Imprimerie national Éditions, Paris, 2008
It must be the only book of its kind - solely about chess in art - and it's worth a closer look; which is what this post, and a couple subsequently, are going to do.

Friday, August 16, 2013

Six of one

In the Olympiad of 2010 Michael Adams beat Magnus Carlsen on the top board in the England v Norway match.
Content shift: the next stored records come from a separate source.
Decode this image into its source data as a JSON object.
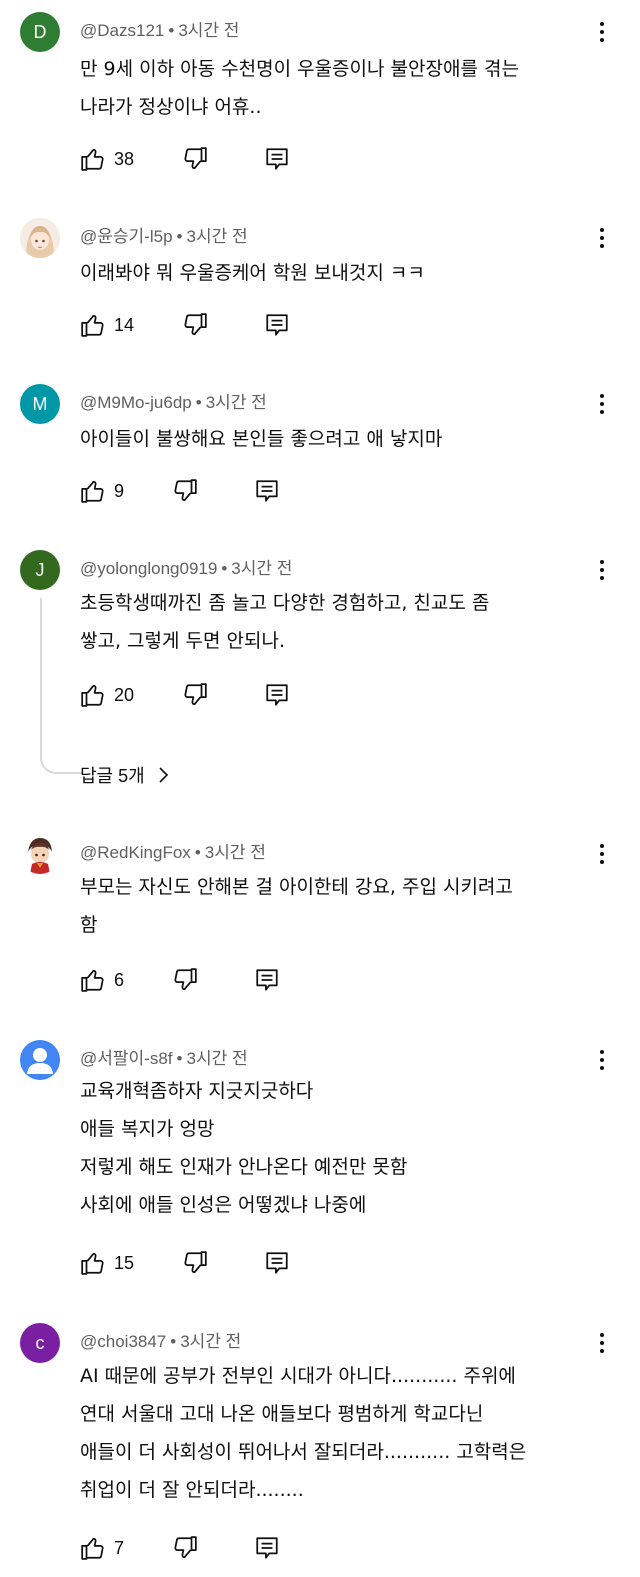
{
  "comments": [
    {
      "author": "@Dazs121",
      "time": "3시간 전",
      "avatar_letter": "D",
      "avatar_color": "#2e7d32",
      "lines": [
        "만 9세 이하 아동 수천명이 우울증이나 불안장애를 겪는",
        "나라가 정상이냐 어휴.."
      ],
      "likes": "38"
    },
    {
      "author": "@윤승기-l5p",
      "time": "3시간 전",
      "avatar_letter": "",
      "avatar_color": "#f3e6dc",
      "lines": [
        "이래봐야 뭐 우울증케어 학원 보내것지 ㅋㅋ"
      ],
      "likes": "14"
    },
    {
      "author": "@M9Mo-ju6dp",
      "time": "3시간 전",
      "avatar_letter": "M",
      "avatar_color": "#0097a7",
      "lines": [
        "아이들이 불쌍해요 본인들 좋으려고 애 낳지마"
      ],
      "likes": "9"
    },
    {
      "author": "@yolonglong0919",
      "time": "3시간 전",
      "avatar_letter": "J",
      "avatar_color": "#33691e",
      "lines": [
        "초등학생때까진 좀 놀고 다양한 경험하고, 친교도 좀",
        "쌓고, 그렇게 두면 안되나."
      ],
      "likes": "20",
      "replies_label": "답글 5개"
    },
    {
      "author": "@RedKingFox",
      "time": "3시간 전",
      "avatar_letter": "",
      "avatar_color": "#ffffff",
      "lines": [
        "부모는 자신도 안해본 걸 아이한테 강요, 주입 시키려고",
        "함"
      ],
      "likes": "6"
    },
    {
      "author": "@서팔이-s8f",
      "time": "3시간 전",
      "avatar_letter": "",
      "avatar_color": "#4285f4",
      "lines": [
        "교육개혁좀하자 지긋지긋하다",
        "애들 복지가 엉망",
        "저렇게 해도 인재가 안나온다 예전만 못함",
        "사회에 애들 인성은 어떻겠냐 나중에"
      ],
      "likes": "15"
    },
    {
      "author": "@choi3847",
      "time": "3시간 전",
      "avatar_letter": "c",
      "avatar_color": "#7b1fa2",
      "lines": [
        "AI 때문에  공부가 전부인 시대가 아니다...........  주위에",
        "연대 서울대 고대 나온 애들보다   평범하게 학교다닌",
        "애들이 더 사회성이 뛰어나서 잘되더라...........  고학력은",
        "취업이 더 잘 안되더라........"
      ],
      "likes": "7"
    }
  ],
  "separator": "•",
  "icons": {
    "like": "thumbs-up-icon",
    "dislike": "thumbs-down-icon",
    "reply": "reply-icon",
    "more": "more-vert-icon",
    "chevron": "chevron-right-icon",
    "person": "person-icon"
  }
}
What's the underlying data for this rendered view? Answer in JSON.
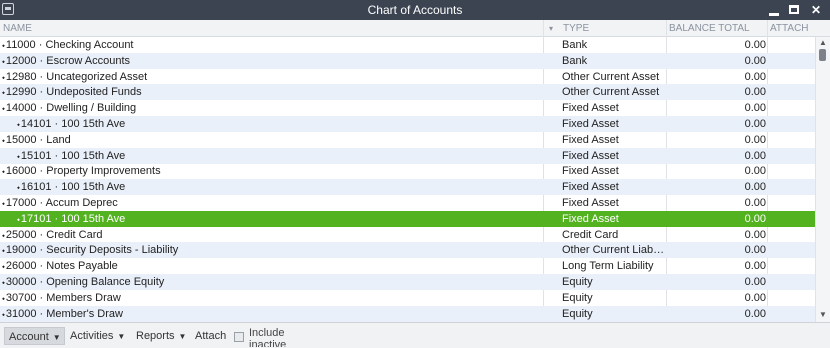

Ray Keene covered the game in his Times column on 29 September 2010.

He then annotated it again in his Spectator column, entitled "Adamantine", in the issue dated 9 October 2010.

It's not too hard to spot similarities between the two pieces, but let not that question detain us too long, because it is rather easier to detect similarities between the Spectator piece in particular and the Times column he wrote, annotating the same game, for his column on 12 April 2011.

And the Times column he wrote, annotating the same game, for his column on 30 July 2011.

And the Times column he wrote, annotating the same game, for his column on 2 December 2011.

And the Times column he wrote, annotating the same game, for his column on 13 March 2012.

Wednesday, August 14, 2013

Predecessors IX: Petrosian-Gligoric 1970

Above is page 58 of the Spectator for 1 September 2012 in which Ray Keene's chess colummn appears, annotating the game Petrosian-Gligoric, Rovinj/Zagreb 1970 as well as commenting on the arrest of Garry Kasparov, "accused, doubtless falsely".

Below is the cover of Part III of My Great Predecessors (Everyman, 2004) in which the game Petrosian-Gligoric is annotated on pages 44-48, annotations which Ray Keene can be accused, doubtless correctly, of plagiarising.

Monday, August 12, 2013

Howell Wins

Based on notes from 2009

The only surprise was that securing the half-point no points he needed took about two and a half four hours instead of the thirty minutes max that I'd expected, but David Howell wakes up this morning as the new British Champion.

Howell finished up on 9 9.5/11, only half a point and a half clear of his nearest challengers although his victory seemed much more comprehensive than that. For the record Mark Hebden and Gawain Jones and Simon Williams Stephen Gordon finished second equal on 8.5 8/11.

Not much in the way in rook endings from Our Champion. Of the 60+ in Torquay, in fact, Howell contributed only this ...

... so let's just say that while his opposition might have seemed familiar to him, his pairings were as tough as they could be.

Howell at the British 2013
GM Jones 
GM Gormally 
GM Williams 
GM Hebden 
GM Wells 
GM Gordon 
GM Ward 
IM Ghasi 
IM Zhou 
IM Rudd 

Howell at the British 2009 
GM Conquest 
GM Williams
GM Wells 
GM Gormally 
GM Jones 
GM Gordon 
GM Hebden 
IM Lane 
IM Palliser 
IM Trent 
IM Littlewood

Howell about to close out the tournament

So congratulations Davey boy. Enjoy the £5,000. But, how about a rook ending or two next time? Some of us have got blogs to fill, you know?

PS: Champion's photo from